* [TASK TO COMPLETE]
Would you find each line in the entries below with the string "inlämning" and copy it?

(Page and application data records)
......
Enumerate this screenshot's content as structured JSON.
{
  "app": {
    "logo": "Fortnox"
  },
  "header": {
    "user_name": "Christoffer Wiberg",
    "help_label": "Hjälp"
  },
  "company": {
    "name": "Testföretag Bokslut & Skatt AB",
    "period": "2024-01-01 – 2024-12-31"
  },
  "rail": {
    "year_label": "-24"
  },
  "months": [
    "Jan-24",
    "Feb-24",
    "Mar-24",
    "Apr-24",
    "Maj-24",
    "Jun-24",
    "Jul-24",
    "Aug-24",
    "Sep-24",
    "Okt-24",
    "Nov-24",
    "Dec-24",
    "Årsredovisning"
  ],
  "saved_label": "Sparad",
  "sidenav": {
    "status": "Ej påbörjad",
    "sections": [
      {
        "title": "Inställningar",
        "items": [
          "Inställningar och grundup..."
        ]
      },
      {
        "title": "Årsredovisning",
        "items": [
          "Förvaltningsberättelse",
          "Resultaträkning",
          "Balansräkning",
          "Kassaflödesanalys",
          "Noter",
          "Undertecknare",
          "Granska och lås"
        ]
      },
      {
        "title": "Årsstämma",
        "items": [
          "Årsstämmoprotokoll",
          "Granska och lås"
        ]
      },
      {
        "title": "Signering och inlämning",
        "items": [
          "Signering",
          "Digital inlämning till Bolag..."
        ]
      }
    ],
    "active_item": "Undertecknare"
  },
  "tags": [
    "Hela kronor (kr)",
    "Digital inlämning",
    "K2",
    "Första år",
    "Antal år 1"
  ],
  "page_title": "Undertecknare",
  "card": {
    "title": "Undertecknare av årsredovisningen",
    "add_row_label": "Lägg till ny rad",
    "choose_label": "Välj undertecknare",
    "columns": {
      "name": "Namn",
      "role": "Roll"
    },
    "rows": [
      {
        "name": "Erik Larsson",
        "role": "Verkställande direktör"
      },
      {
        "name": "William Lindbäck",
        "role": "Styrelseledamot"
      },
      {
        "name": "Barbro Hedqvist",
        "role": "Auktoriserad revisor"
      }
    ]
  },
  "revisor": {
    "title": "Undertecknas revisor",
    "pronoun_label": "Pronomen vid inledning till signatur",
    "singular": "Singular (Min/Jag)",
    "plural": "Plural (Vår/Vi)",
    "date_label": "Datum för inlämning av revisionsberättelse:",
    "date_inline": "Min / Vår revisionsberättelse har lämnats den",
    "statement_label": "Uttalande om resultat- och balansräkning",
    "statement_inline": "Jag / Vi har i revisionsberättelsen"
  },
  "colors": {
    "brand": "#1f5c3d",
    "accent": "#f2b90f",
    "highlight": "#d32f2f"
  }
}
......
* [REPLY]
        "title": "Signering och inlämning",
          "Digital inlämning till Bolag..."
    "Digital inlämning",
    "date_label": "Datum för inlämning av revisionsberättelse:",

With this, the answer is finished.